THE INPUT:
━━━━━━━━━━━━━━━━
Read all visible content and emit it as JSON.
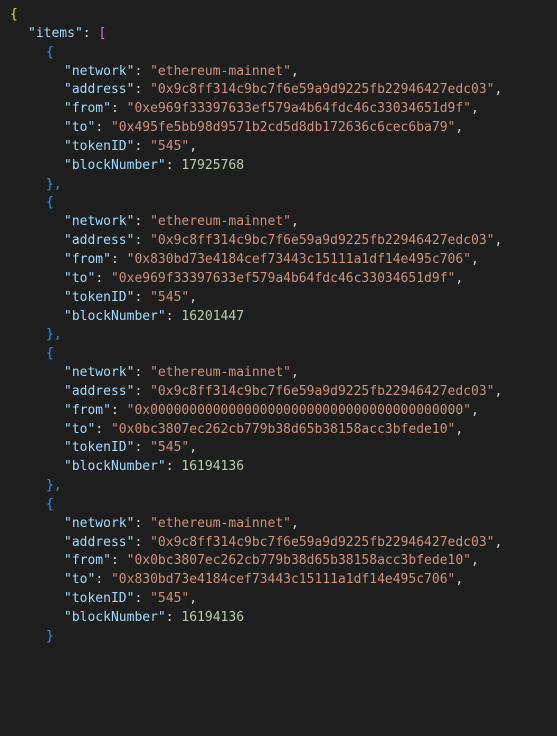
{
  "json": {
    "open_brace": "{",
    "items_key": "\"items\"",
    "items_open": "[",
    "entries": [
      {
        "network_key": "\"network\"",
        "network_val": "\"ethereum-mainnet\"",
        "address_key": "\"address\"",
        "address_val": "\"0x9c8ff314c9bc7f6e59a9d9225fb22946427edc03\"",
        "from_key": "\"from\"",
        "from_val": "\"0xe969f33397633ef579a4b64fdc46c33034651d9f\"",
        "to_key": "\"to\"",
        "to_val": "\"0x495fe5bb98d9571b2cd5d8db172636c6cec6ba79\"",
        "tokenid_key": "\"tokenID\"",
        "tokenid_val": "\"545\"",
        "blocknum_key": "\"blockNumber\"",
        "blocknum_val": "17925768"
      },
      {
        "network_key": "\"network\"",
        "network_val": "\"ethereum-mainnet\"",
        "address_key": "\"address\"",
        "address_val": "\"0x9c8ff314c9bc7f6e59a9d9225fb22946427edc03\"",
        "from_key": "\"from\"",
        "from_val": "\"0x830bd73e4184cef73443c15111a1df14e495c706\"",
        "to_key": "\"to\"",
        "to_val": "\"0xe969f33397633ef579a4b64fdc46c33034651d9f\"",
        "tokenid_key": "\"tokenID\"",
        "tokenid_val": "\"545\"",
        "blocknum_key": "\"blockNumber\"",
        "blocknum_val": "16201447"
      },
      {
        "network_key": "\"network\"",
        "network_val": "\"ethereum-mainnet\"",
        "address_key": "\"address\"",
        "address_val": "\"0x9c8ff314c9bc7f6e59a9d9225fb22946427edc03\"",
        "from_key": "\"from\"",
        "from_val": "\"0x0000000000000000000000000000000000000000\"",
        "to_key": "\"to\"",
        "to_val": "\"0x0bc3807ec262cb779b38d65b38158acc3bfede10\"",
        "tokenid_key": "\"tokenID\"",
        "tokenid_val": "\"545\"",
        "blocknum_key": "\"blockNumber\"",
        "blocknum_val": "16194136"
      },
      {
        "network_key": "\"network\"",
        "network_val": "\"ethereum-mainnet\"",
        "address_key": "\"address\"",
        "address_val": "\"0x9c8ff314c9bc7f6e59a9d9225fb22946427edc03\"",
        "from_key": "\"from\"",
        "from_val": "\"0x0bc3807ec262cb779b38d65b38158acc3bfede10\"",
        "to_key": "\"to\"",
        "to_val": "\"0x830bd73e4184cef73443c15111a1df14e495c706\"",
        "tokenid_key": "\"tokenID\"",
        "tokenid_val": "\"545\"",
        "blocknum_key": "\"blockNumber\"",
        "blocknum_val": "16194136"
      }
    ],
    "obj_open": "{",
    "obj_close_comma": "},",
    "obj_close": "}"
  }
}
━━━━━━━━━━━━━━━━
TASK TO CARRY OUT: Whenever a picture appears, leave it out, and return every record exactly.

RESULT:
Read all visible content and emit it as JSON.
{
  "json": {
    "open_brace": "{",
    "items_key": "\"items\"",
    "items_open": "[",
    "entries": [
      {
        "network_key": "\"network\"",
        "network_val": "\"ethereum-mainnet\"",
        "address_key": "\"address\"",
        "address_val": "\"0x9c8ff314c9bc7f6e59a9d9225fb22946427edc03\"",
        "from_key": "\"from\"",
        "from_val": "\"0xe969f33397633ef579a4b64fdc46c33034651d9f\"",
        "to_key": "\"to\"",
        "to_val": "\"0x495fe5bb98d9571b2cd5d8db172636c6cec6ba79\"",
        "tokenid_key": "\"tokenID\"",
        "tokenid_val": "\"545\"",
        "blocknum_key": "\"blockNumber\"",
        "blocknum_val": "17925768"
      },
      {
        "network_key": "\"network\"",
        "network_val": "\"ethereum-mainnet\"",
        "address_key": "\"address\"",
        "address_val": "\"0x9c8ff314c9bc7f6e59a9d9225fb22946427edc03\"",
        "from_key": "\"from\"",
        "from_val": "\"0x830bd73e4184cef73443c15111a1df14e495c706\"",
        "to_key": "\"to\"",
        "to_val": "\"0xe969f33397633ef579a4b64fdc46c33034651d9f\"",
        "tokenid_key": "\"tokenID\"",
        "tokenid_val": "\"545\"",
        "blocknum_key": "\"blockNumber\"",
        "blocknum_val": "16201447"
      },
      {
        "network_key": "\"network\"",
        "network_val": "\"ethereum-mainnet\"",
        "address_key": "\"address\"",
        "address_val": "\"0x9c8ff314c9bc7f6e59a9d9225fb22946427edc03\"",
        "from_key": "\"from\"",
        "from_val": "\"0x0000000000000000000000000000000000000000\"",
        "to_key": "\"to\"",
        "to_val": "\"0x0bc3807ec262cb779b38d65b38158acc3bfede10\"",
        "tokenid_key": "\"tokenID\"",
        "tokenid_val": "\"545\"",
        "blocknum_key": "\"blockNumber\"",
        "blocknum_val": "16194136"
      },
      {
        "network_key": "\"network\"",
        "network_val": "\"ethereum-mainnet\"",
        "address_key": "\"address\"",
        "address_val": "\"0x9c8ff314c9bc7f6e59a9d9225fb22946427edc03\"",
        "from_key": "\"from\"",
        "from_val": "\"0x0bc3807ec262cb779b38d65b38158acc3bfede10\"",
        "to_key": "\"to\"",
        "to_val": "\"0x830bd73e4184cef73443c15111a1df14e495c706\"",
        "tokenid_key": "\"tokenID\"",
        "tokenid_val": "\"545\"",
        "blocknum_key": "\"blockNumber\"",
        "blocknum_val": "16194136"
      }
    ],
    "obj_open": "{",
    "obj_close_comma": "},",
    "obj_close": "}"
  }
}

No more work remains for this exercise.